The Contrecoeur Islands are situated in the St. Lawrence River, approximately 75 km downstream from Montréal, near the village of Contrecoeur. There are 29 islands spread over a 10 km stretch, from Île au Dragon in the west to Île au Coeur de Pierre in the east. In spring, some islands are completely submerged. The islands are almost completely vegetated with grasses (mostly Canary Grass) and areas of emergent grass link some of the islands. Vegetation in the shallower marshes is comprised of cattails, rushes and arrowheads. A small Red Ash grove remains on one of the islands.
The Contrecoeur Islands are a globally significant breeding site for Ring-billed Gulls, with an average of 11,761 pairs breeding throughout the 1990's. This is over 1% of the global population. Black Tern, Common Tern, Herring Gull, and Great Black-backed Gull also nest on the islands.
This site is a good breeding area for dabbling ducks. In particular, Gadwall nest on the islands in high densities. This site is also an important spring staging area for Bufflehead and Common Goldeneye. More than 2% of the total St. Lawrence River population of these two species may stage on the Contrecoeur archipelago.

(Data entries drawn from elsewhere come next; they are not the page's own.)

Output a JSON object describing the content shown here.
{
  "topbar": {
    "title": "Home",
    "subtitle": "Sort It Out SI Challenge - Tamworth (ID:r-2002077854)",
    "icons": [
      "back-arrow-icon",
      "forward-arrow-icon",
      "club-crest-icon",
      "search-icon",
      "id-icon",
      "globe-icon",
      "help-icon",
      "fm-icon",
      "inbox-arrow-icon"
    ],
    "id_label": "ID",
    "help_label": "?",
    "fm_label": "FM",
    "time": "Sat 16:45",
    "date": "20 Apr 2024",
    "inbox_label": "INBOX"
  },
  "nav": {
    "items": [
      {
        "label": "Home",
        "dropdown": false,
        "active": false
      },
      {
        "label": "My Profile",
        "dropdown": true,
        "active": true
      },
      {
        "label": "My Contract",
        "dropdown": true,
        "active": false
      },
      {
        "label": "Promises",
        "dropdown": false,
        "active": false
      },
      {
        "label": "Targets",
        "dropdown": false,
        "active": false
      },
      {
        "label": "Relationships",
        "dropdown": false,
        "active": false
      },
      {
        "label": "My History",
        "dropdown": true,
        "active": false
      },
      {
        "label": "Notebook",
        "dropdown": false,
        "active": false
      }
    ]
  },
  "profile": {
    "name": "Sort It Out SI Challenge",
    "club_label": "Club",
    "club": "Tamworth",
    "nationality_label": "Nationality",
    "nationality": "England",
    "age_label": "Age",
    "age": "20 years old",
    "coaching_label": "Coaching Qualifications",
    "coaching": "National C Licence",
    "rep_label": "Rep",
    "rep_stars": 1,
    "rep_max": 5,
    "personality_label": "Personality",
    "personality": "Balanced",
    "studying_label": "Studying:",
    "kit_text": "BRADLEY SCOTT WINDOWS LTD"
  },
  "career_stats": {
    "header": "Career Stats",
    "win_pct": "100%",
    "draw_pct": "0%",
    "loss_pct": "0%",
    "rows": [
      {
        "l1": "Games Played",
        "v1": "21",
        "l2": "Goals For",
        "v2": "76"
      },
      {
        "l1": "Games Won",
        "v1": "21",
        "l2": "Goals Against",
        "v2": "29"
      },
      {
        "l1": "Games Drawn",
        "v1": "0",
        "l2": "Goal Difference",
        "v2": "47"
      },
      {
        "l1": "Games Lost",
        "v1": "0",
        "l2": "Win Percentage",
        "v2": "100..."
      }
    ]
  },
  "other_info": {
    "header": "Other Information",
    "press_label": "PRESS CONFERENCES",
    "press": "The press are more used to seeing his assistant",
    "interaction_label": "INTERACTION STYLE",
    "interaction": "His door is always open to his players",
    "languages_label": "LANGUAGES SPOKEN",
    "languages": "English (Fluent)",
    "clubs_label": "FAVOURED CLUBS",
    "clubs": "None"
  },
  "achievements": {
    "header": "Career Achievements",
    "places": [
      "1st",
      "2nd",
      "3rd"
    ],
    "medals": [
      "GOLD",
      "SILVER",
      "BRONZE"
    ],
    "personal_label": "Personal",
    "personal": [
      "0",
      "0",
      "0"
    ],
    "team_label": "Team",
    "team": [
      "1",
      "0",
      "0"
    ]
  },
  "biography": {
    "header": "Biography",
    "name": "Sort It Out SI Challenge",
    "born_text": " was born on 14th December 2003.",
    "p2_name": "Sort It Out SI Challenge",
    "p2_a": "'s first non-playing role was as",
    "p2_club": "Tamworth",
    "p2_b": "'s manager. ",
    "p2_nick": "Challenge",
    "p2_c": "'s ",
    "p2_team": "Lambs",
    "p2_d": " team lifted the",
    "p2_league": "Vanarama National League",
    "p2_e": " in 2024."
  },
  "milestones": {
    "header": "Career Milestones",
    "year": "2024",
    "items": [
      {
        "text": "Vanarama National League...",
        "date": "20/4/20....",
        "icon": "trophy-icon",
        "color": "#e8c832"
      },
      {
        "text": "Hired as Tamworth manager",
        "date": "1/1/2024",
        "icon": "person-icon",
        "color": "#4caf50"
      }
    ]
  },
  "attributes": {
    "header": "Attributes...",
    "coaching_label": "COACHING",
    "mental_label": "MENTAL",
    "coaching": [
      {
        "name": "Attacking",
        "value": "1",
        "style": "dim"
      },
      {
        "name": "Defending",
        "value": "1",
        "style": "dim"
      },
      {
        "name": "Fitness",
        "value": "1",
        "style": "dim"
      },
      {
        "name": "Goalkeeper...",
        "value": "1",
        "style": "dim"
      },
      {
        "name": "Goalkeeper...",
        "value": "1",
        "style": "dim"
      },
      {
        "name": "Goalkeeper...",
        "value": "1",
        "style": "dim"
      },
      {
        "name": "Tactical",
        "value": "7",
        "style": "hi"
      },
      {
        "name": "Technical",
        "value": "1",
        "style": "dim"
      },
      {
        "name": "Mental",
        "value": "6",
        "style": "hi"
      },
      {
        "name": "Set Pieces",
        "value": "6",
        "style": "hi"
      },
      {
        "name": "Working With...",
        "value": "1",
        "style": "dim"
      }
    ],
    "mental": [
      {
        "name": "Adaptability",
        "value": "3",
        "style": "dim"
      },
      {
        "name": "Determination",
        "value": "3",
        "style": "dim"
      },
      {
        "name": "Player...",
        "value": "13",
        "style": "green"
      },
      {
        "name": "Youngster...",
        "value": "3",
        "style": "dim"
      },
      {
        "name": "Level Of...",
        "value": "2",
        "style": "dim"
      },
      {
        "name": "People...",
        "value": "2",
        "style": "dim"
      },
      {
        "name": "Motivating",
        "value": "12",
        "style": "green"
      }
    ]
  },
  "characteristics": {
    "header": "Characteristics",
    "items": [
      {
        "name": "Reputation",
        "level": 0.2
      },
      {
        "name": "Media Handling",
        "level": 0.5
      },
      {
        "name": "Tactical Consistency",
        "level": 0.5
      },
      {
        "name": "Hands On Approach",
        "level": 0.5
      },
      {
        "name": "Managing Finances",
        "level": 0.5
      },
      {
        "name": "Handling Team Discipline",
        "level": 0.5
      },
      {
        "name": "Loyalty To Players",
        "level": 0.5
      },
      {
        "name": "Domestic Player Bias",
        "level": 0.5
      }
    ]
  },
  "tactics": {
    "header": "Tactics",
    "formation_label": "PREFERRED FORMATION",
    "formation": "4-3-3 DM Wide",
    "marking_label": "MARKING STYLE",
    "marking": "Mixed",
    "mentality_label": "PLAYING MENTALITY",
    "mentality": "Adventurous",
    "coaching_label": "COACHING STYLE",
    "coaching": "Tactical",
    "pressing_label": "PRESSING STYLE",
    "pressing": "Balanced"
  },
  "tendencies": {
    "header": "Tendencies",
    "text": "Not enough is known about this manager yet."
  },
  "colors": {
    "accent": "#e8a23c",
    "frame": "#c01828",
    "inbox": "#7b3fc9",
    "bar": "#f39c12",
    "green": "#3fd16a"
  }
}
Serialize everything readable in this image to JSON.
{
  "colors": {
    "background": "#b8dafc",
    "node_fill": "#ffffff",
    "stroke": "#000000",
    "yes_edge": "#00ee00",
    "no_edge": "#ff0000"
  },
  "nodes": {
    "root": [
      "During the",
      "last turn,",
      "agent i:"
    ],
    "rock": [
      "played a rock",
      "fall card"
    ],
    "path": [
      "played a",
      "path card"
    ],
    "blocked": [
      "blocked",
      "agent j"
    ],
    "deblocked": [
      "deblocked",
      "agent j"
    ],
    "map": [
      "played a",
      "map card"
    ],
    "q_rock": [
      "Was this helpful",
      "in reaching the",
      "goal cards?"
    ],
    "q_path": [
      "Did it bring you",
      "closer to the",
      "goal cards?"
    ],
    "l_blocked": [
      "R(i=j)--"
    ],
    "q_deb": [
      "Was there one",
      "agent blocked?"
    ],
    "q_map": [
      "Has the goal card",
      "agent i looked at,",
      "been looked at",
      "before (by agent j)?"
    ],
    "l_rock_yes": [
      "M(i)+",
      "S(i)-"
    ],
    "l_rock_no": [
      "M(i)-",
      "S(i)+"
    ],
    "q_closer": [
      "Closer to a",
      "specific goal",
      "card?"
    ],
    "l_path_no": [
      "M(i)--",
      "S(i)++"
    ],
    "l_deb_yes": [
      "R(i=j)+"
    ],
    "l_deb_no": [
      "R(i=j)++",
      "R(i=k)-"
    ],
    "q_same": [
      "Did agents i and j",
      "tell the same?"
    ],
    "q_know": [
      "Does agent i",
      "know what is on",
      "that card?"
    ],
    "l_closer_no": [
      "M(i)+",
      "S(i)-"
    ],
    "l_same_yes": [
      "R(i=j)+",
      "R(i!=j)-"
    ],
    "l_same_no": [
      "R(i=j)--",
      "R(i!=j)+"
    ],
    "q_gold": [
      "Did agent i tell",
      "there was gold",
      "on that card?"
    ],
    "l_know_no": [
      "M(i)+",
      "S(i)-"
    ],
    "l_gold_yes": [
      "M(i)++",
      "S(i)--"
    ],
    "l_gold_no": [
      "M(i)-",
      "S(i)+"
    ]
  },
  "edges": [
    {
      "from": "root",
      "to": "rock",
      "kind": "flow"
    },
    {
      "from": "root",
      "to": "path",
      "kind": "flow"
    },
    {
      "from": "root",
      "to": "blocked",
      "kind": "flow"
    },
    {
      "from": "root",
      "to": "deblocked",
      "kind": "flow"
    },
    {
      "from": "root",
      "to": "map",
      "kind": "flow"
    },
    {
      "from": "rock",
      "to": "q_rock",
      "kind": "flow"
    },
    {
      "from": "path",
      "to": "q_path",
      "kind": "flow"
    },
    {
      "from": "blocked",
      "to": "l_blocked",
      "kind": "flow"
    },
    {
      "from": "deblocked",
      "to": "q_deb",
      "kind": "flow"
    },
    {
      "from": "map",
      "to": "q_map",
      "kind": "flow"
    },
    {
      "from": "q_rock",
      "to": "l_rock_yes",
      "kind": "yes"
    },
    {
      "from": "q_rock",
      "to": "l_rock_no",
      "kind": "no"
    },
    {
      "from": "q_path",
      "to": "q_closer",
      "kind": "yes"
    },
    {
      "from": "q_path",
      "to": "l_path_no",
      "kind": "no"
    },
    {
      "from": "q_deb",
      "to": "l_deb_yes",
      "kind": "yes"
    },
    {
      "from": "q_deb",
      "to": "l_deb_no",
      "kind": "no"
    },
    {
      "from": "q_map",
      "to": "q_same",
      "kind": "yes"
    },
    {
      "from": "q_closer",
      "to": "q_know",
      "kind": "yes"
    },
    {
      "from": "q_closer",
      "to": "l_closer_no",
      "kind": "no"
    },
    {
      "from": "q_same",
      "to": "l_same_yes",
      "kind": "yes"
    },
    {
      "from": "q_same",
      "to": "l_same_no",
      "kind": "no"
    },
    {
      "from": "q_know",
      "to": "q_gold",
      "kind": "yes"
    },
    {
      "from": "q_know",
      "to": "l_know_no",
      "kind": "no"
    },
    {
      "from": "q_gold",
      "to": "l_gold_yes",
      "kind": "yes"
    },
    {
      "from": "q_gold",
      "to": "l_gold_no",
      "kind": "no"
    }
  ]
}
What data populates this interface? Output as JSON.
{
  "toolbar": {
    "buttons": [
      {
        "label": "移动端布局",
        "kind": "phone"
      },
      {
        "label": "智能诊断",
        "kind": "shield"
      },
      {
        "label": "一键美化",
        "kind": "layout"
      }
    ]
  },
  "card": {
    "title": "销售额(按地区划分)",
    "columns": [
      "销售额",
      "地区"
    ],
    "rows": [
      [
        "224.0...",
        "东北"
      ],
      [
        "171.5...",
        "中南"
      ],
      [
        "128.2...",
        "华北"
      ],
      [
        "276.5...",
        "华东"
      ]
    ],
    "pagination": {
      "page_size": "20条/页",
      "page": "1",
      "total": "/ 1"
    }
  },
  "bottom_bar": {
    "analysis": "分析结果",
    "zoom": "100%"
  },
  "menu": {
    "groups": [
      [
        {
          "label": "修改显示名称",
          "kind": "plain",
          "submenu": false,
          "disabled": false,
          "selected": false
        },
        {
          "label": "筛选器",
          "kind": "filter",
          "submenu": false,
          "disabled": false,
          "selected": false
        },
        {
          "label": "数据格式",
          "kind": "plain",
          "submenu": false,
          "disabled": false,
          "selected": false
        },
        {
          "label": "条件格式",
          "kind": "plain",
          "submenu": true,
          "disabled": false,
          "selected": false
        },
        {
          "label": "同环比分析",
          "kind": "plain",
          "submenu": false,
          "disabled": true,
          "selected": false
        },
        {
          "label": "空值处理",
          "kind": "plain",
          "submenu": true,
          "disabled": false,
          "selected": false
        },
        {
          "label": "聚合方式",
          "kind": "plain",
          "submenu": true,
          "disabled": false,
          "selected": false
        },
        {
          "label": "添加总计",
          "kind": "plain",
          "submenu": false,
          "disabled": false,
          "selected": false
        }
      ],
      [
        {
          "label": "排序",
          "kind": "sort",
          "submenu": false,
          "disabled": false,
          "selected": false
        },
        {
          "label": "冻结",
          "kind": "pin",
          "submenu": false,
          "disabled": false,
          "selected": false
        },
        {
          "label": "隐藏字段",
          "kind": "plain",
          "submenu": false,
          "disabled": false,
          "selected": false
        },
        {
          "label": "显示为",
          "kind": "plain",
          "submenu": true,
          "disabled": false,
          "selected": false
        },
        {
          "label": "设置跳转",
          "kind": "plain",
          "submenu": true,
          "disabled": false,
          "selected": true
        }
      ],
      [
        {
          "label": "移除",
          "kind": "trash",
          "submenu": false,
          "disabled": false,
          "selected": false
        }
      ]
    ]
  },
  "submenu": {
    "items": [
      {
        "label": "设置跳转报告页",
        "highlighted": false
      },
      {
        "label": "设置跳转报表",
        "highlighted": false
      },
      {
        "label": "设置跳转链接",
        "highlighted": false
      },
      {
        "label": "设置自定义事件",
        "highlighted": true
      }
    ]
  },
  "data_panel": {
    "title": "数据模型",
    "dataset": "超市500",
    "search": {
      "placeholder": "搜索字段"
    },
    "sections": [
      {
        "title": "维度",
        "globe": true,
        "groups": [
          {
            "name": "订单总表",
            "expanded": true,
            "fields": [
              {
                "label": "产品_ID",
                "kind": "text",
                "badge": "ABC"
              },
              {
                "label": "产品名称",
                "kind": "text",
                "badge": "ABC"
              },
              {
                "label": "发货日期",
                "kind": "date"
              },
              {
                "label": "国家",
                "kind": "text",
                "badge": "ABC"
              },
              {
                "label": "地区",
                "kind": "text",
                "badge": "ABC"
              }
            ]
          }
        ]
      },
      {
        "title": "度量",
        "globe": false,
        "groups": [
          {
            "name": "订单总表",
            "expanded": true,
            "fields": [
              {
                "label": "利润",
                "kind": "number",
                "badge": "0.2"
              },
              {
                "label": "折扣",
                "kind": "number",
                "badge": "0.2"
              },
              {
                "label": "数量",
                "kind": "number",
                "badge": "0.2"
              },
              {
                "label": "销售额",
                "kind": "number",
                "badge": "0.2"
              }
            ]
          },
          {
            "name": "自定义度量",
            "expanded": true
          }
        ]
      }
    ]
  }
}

The site has a diversity of marsh-breeding birds, including: American Bittern, Common Moorhen, Black Tern, Pied-billed Grebe, Virginia Rail, Marsh Wren and Swamp Sparrow. In addition, Savannah Sparrow, Song Sparrow, and Willow Flycatcher are common in tall grass and shrubby areas. Almost a third of the province's breeding population of Wilson's Phalarope occur in the archipelago, and there are also small populations of Nelson's Sharp-tailed Sparrow and Sedge Wren. Great Blue Herons also raise young here. In late summer, emergent grasses on the north shore of St. Ours Island are a roost for thousands of swallows. Between one and three Caspian Terns have been seen in the breeding season, but breeding has not been confirmed.
Accidental or purposeful human disturbance and red fox predation could both potentially affect the health of this colony.
This zone is rich in aquatic vegetation beds and wetlands in the island area. Its is a area presenting a great potential for spawning for many species of fish, including the northern pike, the walleye black, the brown bullhead, the smallmouth bass and the yellow perch. Some other species, such as lake sturgeon, use spawning ground located in fast flowing waters. More than 53 species are found in this area. Various species are targeted by commercial and sport fishing, including the American shad, which attracts many anglers during the spawning period in late May and early June. The region is also home to the copper redhorse, endangered specie endemic to Québec; the lake sturgeon which is considered as threatened in Québec; and the American eel, a species of least concern.
The destruction of spawning and aquatic habitats in wetlands threatens the reproductive success of the ichthyofauna. The cases are multiple and include artificialization of the shoreline, the agriculture practiced on islands, the presence of resorts, the recreational and commercial boating (bank erosion by waves). In addition, some species, such as walleye, are affected by the decrease in water quality, mainly created by industrial activities in the region as well as municipal and agricultural pollution. The rainbow smelt, once abundant in this area, has disappeared because of the destruction of its spawning sites in small tributaries.
Major species present:
Habitats in this area are characterized by high sedimentation. The contributions of many tributaries, such as Richelieu and Saint-François rivers, are largely responsible for the suspended material. This sedimentation promotes the formation of marshes and wet meadows. We found there vast submerged meadows dominated by Wild celery and Eurasian water-milfoil. Emergent marshes are colonized by bulrushes, arrowhead and cattails. Several duck species forage in these areas, including the scaup that is fond of Wild celery.
Shoreline erosion, whether due to natural factors (wind, cycles of freezing and thawing, no ice to protect the banks in spring) or human (waves caused by passing ships), threatens riparian habitats. Variations in the water level in the river corridor affect the ecology of plant and animal species that live there. A significant and prolonged decrease of immersion banks could affect flora by promoting the growth of plant species over land, nature and even shrubby tree. In addition, the spread of invasive species exerts considerable pressure on the native flora of these habitats.
Major species present :
Narrow leaf cattail